To the Editor:
Please help save the St. Gabe’s Chapel. There are just a few more weeks left to preserve this lovely, historic structure, with an incredible Island history of spiritual significance.
Thank you Father Robert and the Passionist Fathers of St. Gabe’s — your gift will help us restore all the stained glass windows and pour a new foundation. The O’Hagan/Klenawicus family graciously accepts all donations, via check to PO Box 244, Shelter Island Heights, NY 11965. Checks can be made out to O’Hagan/Klenawicus with “Save the St. Gabe’s Chapel” in the subject line. Also visit gofundme.com/savestgabeschapel, and our Facebook Page, facebook.com/savethestgabe’schapel,S.I.
Let’s preserve this beautiful chapel on this beautiful Island for everyone to enjoy for generations to come.
DAVE KLENAWICUS, KATHRYN O’HAGAN KLENAWICUS
Lighting and laws
To the Editor:
Councilman Jim Colligan would like to streamline the procedures for public participation when deciding how the Town Board will move on various issues. He seems to think that the several work sessions spent on the “Dark Skies” issue exemplifies a waste of the board’s time.
We, including then Councilman Brown, felt that a law requiring a certain type of exterior light fixture was intruding on our rights as property owners and unnecessary.

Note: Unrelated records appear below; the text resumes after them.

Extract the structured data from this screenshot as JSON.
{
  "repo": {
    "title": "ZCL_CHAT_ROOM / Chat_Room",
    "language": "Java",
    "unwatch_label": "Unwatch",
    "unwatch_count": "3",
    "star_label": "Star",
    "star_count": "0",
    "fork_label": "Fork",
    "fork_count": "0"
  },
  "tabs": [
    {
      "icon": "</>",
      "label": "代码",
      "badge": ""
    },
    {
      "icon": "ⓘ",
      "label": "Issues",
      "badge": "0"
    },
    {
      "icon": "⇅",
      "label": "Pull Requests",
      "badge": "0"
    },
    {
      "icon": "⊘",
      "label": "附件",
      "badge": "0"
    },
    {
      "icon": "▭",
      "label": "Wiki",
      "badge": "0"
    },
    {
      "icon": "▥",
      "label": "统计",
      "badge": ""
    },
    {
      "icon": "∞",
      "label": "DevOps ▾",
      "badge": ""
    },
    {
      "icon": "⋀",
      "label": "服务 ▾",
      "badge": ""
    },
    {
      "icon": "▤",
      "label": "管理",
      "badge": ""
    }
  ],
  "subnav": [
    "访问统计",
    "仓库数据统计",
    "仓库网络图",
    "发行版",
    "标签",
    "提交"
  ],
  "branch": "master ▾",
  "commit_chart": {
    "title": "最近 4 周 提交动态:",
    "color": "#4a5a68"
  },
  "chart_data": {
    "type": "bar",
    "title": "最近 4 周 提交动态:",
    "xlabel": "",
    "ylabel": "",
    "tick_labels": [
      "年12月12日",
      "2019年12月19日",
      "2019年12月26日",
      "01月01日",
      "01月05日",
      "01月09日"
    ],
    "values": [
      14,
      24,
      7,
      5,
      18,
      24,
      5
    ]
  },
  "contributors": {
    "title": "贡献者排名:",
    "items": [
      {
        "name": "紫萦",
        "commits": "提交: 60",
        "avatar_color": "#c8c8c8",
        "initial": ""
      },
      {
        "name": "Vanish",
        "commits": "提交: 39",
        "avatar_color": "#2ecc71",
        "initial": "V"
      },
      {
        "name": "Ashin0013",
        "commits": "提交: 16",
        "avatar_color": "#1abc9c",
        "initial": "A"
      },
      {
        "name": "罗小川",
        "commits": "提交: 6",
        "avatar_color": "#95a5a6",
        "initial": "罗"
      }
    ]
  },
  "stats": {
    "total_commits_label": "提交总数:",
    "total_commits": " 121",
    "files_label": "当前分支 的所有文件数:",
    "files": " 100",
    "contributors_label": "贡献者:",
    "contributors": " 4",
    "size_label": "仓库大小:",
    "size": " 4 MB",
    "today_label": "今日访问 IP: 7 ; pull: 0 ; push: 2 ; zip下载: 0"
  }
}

This law was originally targeting the more affluent property owners who were keeping their tennis courts illuminated at night. It disturbed a few neighbors, so Councilwoman Chris Lewis decided an Island-wide law was needed.

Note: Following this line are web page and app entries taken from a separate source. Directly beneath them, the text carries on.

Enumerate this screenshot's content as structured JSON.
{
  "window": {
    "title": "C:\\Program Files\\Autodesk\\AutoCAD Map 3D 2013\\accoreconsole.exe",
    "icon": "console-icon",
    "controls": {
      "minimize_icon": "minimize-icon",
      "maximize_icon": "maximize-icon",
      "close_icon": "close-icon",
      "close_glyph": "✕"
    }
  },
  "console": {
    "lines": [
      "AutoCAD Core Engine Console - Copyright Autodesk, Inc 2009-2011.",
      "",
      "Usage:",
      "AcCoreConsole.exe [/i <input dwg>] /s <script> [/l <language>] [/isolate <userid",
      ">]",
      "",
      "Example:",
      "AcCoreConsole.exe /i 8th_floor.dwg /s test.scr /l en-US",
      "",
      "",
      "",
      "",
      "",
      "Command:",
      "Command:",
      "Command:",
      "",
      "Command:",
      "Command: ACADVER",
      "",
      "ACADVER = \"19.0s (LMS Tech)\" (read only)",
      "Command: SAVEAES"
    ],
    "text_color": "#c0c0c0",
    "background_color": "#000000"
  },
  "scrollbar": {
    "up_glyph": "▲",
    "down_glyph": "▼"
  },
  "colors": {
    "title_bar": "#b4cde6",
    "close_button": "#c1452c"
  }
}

When it was realized that it was unconstitutional to make laws for a specific class of people, the reasoning changed. Ms. Lewis then decided that lights at night confuse the birds, therefore we must duplicate what federal and state agencies are tasked to do.

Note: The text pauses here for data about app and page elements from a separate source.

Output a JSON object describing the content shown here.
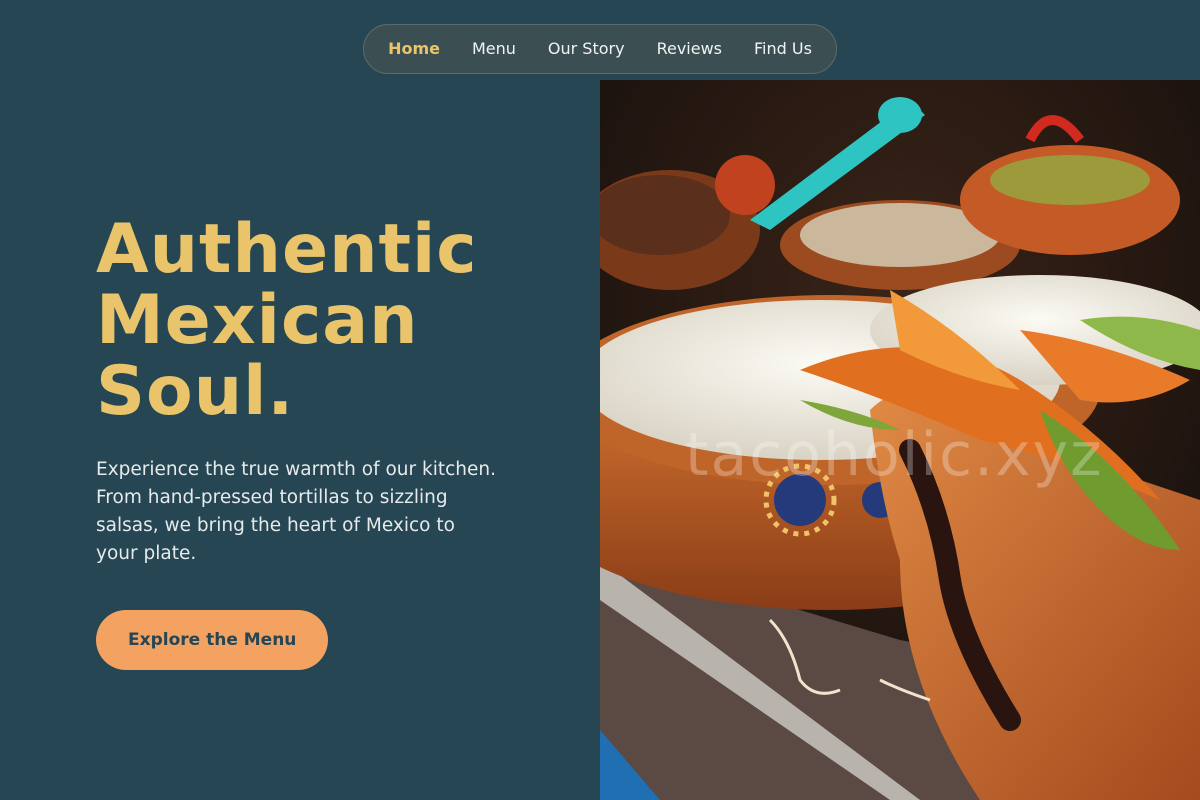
{
  "nav": {
    "items": [
      {
        "label": "Home",
        "active": true
      },
      {
        "label": "Menu",
        "active": false
      },
      {
        "label": "Our Story",
        "active": false
      },
      {
        "label": "Reviews",
        "active": false
      },
      {
        "label": "Find Us",
        "active": false
      }
    ]
  },
  "hero": {
    "title_lines": [
      "Authentic",
      "Mexican",
      "Soul."
    ],
    "description": "Experience the true warmth of our kitchen. From hand-pressed tortillas to sizzling salsas, we bring the heart of Mexico to your plate.",
    "cta_label": "Explore the Menu"
  },
  "photo": {
    "subject": "clay bowls with rice, shredded cheese and squash blossoms",
    "watermark": "tacoholic.xyz"
  },
  "colors": {
    "background": "#264653",
    "accent_gold": "#e9c46a",
    "cta_orange": "#f4a261",
    "nav_pill": "#3b4f53"
  }
}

Ms. Lewis was quoted on CBS News saying; “Darkness is not the enemy. [Lighting] isn’t necessary for security. You don’t need to light your property so you’re safe.” Councilwoman Lewis might like operating in the dark, but some of us feel otherwise.
The result of the robust debate on this issue were several key concessions. The hefty fine of $100 to $500 per day, per each individual light fixture violation, was meant to deter the rich property owner, although it applies to everyone.
A warning would be issued and this law would not be enforced unless a complaint is made. This was stated by the board but not written into the law.
The danger is that a future board might look at this law as a cash cow. Many homes are not compliant. It could be a rather large fine at a few hundred dollars a day after a week or a month. But understanding the logic, intent and spirit of the law is as important as the letter of the law when defending oneself. The time and energy spent in defining this law was well worth it.
Obviously, Councilman Colligan is taking the lead in Town Hall. But he is wrong to limit public involvement in our government. I suggest that the board make less unnecessary laws and focus on more important issues like ticks and the aging nuclear power plant that is just 15 miles away. An emergency was declared there last May.
To the Editor:
Your front page story of Finnegan, the great white shark (“Just when you thought it was safe,” July 7), sounds clever and funny at first glance. As a summer visitor to Shelter Island for many years, I have been the recipient and the creator of many pranks on the Island. I enjoy a good practical joke as much as, if not more than, most people.
However, as I thought about this one, I think it is carrying a prank too far. There are so many legitimate shark attacks that have ended tragically, that many people are at least somewhat cautious about swimming in open water.
Even though I now know about Finnegan, if I turned around and saw that shark near me while swimming in Peconic Bay, I would be terrified, if only for a few seconds, and I do not scare easily. The incident would definitely stay with me. The person who thought of this prank is obviously very creative, and so must be clever enough to find something else to do that would be equally funny without giving a major fright to unsuspecting swimmers.
Blufton, South Carolina
Editor’s note: As the story mentioned, the location was not in open waters but West Neck Creek, and Captain Glenn Waddington was very much in on the joke.